Invent Baltics, an Estonian technology consultancy, and the Tartu Observatory will be partners in an EU study looking at the role of nanosatellites in the future of the space industry.
The two-year project is receiving 500,000 euros in funding from the European Commission, and other partners are Aalborg University in Denmark, Germany's OHB and Sweden's Nanospace AB.
"The space robots we've seen in sci-fi films may no longer be in the distant future," a press release from Invent Baltics and the Tartu Observatory said.
"The development of innovative technologies for autonomous few-kilogram spaceships such as these has reached the status of a new global space race [...] A network of laptop-sized nanosatellites in Earth's orbit may in the future both replace the current extremely expensive large satellites as well as create entirely new application possibilities," the press release said.

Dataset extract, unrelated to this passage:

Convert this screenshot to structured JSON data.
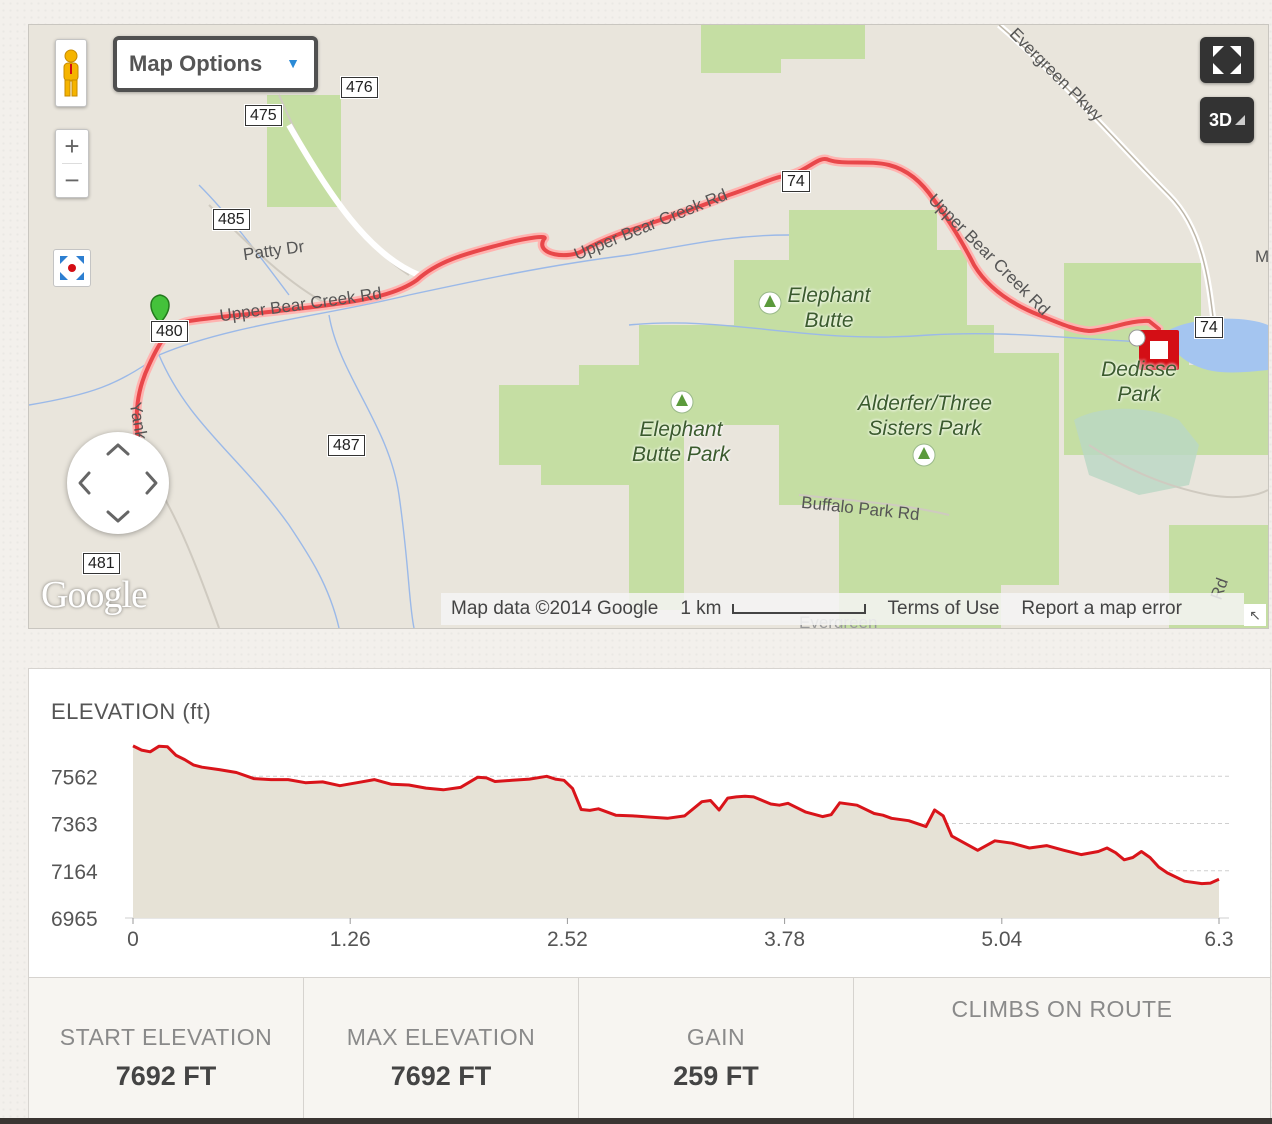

Estonia university students, who recently finished building the country's first satellite, ESTCube-1, will participate in the research.